- THE DATA:
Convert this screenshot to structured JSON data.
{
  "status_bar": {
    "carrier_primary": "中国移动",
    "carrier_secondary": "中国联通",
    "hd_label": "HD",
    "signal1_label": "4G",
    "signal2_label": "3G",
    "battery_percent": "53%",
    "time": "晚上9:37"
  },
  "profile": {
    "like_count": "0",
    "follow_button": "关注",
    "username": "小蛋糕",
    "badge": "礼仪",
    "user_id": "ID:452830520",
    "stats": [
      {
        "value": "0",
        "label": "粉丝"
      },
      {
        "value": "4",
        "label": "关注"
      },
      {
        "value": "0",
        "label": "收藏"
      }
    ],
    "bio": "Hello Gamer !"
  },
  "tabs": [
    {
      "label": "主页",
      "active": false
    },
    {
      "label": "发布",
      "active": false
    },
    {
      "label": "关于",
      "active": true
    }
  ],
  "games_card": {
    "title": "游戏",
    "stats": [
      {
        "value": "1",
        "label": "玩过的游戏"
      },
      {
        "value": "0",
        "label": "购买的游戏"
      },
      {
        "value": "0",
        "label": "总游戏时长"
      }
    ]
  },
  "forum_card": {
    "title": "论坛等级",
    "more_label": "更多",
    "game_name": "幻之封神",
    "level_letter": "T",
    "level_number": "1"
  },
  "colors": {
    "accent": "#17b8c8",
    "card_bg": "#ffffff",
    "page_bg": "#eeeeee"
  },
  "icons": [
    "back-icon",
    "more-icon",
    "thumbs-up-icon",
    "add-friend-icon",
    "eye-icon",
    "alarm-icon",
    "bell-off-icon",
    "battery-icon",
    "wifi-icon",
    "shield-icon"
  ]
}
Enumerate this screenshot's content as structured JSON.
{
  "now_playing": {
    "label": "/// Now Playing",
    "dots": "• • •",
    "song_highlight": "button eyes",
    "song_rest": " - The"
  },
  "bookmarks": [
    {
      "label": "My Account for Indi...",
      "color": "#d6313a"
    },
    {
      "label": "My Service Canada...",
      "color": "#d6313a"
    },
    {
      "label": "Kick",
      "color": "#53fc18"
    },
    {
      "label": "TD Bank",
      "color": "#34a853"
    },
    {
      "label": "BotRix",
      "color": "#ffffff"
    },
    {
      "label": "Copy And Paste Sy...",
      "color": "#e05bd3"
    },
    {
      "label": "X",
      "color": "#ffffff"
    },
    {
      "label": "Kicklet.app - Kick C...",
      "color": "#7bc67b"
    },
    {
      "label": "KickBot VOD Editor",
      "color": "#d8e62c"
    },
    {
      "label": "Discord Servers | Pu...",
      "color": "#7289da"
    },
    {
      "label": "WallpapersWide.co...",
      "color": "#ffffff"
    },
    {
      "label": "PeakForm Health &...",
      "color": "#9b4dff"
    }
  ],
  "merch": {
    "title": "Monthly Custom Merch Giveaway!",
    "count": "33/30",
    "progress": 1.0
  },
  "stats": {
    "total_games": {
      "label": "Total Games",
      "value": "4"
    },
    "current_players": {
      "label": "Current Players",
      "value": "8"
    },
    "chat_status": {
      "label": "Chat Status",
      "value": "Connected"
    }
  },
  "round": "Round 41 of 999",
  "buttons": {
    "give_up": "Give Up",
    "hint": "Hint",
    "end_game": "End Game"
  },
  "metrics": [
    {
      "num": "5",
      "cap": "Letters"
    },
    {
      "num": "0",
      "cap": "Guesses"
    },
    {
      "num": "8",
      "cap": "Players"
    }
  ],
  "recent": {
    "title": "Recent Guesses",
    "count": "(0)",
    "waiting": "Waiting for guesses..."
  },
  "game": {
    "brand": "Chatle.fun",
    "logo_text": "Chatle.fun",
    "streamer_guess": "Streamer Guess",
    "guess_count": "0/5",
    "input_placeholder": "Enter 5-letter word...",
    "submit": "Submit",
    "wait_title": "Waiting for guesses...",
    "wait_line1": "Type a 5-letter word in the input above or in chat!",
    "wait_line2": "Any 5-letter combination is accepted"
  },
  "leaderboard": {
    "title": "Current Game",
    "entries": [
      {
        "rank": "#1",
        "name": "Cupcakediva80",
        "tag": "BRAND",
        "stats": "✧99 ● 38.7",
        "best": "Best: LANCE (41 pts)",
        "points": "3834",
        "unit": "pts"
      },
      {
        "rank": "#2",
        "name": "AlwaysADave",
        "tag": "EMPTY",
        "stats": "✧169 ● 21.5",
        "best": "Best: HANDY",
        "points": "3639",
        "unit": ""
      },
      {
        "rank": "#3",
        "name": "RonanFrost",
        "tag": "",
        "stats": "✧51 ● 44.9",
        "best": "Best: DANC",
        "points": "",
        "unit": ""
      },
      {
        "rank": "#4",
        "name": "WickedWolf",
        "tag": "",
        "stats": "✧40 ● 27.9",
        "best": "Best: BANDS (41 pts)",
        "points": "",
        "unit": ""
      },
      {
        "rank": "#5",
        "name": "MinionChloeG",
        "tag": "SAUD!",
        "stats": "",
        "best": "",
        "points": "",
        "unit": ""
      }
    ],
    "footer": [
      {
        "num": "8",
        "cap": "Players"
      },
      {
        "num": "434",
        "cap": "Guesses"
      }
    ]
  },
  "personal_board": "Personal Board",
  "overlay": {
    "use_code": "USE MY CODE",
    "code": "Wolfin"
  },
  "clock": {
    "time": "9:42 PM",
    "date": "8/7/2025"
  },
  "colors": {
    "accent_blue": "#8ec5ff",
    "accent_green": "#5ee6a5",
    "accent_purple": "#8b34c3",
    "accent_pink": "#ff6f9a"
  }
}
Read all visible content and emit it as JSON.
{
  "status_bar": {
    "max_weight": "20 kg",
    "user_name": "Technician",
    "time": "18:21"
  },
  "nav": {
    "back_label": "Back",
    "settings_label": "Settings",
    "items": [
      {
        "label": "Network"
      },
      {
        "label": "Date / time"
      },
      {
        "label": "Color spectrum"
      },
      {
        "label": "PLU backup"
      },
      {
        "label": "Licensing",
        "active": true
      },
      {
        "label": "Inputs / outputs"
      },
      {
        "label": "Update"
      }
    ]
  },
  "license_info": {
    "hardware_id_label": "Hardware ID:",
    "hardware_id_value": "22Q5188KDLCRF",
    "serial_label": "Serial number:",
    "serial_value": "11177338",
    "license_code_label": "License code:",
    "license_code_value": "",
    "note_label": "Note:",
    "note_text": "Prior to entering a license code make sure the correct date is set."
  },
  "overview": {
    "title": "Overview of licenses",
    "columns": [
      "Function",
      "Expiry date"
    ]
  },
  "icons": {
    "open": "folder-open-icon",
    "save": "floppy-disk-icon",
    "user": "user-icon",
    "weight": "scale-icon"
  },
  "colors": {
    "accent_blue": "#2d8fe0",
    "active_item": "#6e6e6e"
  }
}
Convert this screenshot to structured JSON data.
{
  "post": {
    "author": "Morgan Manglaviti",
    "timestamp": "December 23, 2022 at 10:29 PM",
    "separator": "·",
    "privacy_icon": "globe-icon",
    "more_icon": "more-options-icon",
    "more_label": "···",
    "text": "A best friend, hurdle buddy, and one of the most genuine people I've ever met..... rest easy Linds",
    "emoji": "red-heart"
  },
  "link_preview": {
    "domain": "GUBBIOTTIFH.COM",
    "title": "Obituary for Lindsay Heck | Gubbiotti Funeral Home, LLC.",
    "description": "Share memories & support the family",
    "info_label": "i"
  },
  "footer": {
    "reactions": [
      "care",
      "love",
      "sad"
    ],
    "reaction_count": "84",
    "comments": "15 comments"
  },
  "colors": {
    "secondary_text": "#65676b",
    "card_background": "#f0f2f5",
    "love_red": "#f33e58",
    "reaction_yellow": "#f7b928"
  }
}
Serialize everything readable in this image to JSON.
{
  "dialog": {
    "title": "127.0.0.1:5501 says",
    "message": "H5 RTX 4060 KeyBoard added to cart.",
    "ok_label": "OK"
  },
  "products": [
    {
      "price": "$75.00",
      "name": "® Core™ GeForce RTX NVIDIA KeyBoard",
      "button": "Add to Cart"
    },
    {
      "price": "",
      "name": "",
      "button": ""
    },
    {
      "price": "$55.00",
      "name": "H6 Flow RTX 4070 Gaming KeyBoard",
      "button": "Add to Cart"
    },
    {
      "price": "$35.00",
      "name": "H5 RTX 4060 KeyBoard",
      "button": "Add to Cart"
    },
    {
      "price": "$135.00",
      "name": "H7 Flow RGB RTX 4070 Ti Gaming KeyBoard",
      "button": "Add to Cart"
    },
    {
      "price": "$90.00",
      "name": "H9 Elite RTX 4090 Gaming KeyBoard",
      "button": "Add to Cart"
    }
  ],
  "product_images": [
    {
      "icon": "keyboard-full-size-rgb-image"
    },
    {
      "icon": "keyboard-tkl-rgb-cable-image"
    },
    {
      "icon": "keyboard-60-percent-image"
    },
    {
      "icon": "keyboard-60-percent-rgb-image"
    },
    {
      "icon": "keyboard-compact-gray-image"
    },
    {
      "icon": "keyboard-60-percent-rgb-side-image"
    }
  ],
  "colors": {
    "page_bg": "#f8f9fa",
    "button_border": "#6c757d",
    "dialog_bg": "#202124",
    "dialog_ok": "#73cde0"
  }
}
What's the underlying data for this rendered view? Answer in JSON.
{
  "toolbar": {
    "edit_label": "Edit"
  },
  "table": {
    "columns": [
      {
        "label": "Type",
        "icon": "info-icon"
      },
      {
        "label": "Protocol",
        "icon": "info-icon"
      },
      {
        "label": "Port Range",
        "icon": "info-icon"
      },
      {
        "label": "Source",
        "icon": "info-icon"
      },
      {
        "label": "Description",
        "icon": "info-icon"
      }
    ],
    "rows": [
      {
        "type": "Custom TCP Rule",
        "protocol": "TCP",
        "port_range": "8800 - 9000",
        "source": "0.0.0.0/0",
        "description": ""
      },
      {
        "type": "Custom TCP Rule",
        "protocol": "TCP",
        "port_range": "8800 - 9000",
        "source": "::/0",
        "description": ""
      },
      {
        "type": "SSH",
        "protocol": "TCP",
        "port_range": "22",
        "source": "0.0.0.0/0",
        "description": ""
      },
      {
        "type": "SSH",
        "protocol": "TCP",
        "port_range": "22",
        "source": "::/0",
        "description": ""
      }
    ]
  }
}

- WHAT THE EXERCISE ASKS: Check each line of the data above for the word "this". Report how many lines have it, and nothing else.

- EXERCISE SOLUTION: 5